Information shown »
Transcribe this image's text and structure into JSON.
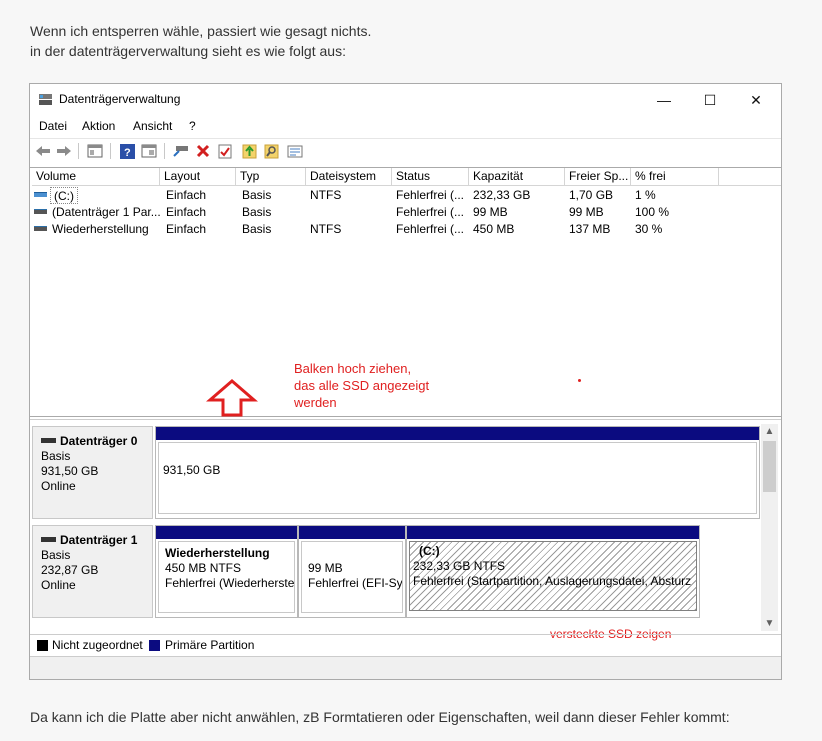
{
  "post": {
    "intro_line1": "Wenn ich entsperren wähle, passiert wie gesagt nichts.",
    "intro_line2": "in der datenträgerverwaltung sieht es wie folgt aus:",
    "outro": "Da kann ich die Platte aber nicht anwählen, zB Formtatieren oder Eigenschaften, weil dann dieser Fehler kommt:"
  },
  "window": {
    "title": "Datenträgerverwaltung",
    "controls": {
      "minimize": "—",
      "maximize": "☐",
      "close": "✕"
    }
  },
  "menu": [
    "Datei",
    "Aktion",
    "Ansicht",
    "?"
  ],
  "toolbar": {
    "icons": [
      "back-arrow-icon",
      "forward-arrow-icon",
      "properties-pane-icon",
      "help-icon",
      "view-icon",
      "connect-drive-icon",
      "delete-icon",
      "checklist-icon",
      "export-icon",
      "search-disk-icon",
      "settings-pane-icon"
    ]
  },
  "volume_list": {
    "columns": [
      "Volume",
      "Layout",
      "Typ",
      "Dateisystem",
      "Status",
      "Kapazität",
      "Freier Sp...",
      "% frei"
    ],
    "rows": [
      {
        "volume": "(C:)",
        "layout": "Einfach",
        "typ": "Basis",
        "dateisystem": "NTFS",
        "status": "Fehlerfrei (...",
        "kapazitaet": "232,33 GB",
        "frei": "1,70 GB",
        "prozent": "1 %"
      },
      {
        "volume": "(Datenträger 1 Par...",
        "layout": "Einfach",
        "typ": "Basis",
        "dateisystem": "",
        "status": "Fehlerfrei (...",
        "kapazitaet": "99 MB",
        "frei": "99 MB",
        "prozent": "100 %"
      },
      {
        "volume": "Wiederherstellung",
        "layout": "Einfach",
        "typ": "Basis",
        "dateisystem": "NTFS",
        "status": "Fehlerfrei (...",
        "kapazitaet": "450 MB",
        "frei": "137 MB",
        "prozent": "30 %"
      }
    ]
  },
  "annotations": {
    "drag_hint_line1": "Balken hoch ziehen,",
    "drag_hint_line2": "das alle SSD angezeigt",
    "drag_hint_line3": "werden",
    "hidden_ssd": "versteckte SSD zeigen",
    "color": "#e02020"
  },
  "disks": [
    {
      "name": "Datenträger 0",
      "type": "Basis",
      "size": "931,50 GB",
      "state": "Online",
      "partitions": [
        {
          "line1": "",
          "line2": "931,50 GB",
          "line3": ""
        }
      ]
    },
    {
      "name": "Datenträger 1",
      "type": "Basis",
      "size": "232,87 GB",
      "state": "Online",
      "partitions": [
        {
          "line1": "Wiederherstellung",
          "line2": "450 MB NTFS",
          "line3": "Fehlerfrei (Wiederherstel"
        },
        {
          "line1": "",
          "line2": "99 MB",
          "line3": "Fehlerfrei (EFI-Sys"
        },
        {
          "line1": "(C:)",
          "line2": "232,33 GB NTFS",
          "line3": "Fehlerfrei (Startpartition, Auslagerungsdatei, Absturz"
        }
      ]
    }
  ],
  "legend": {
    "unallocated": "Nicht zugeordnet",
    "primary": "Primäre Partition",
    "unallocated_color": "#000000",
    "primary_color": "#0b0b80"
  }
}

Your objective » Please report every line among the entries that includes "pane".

Response »
      "properties-pane-icon",
      "settings-pane-icon"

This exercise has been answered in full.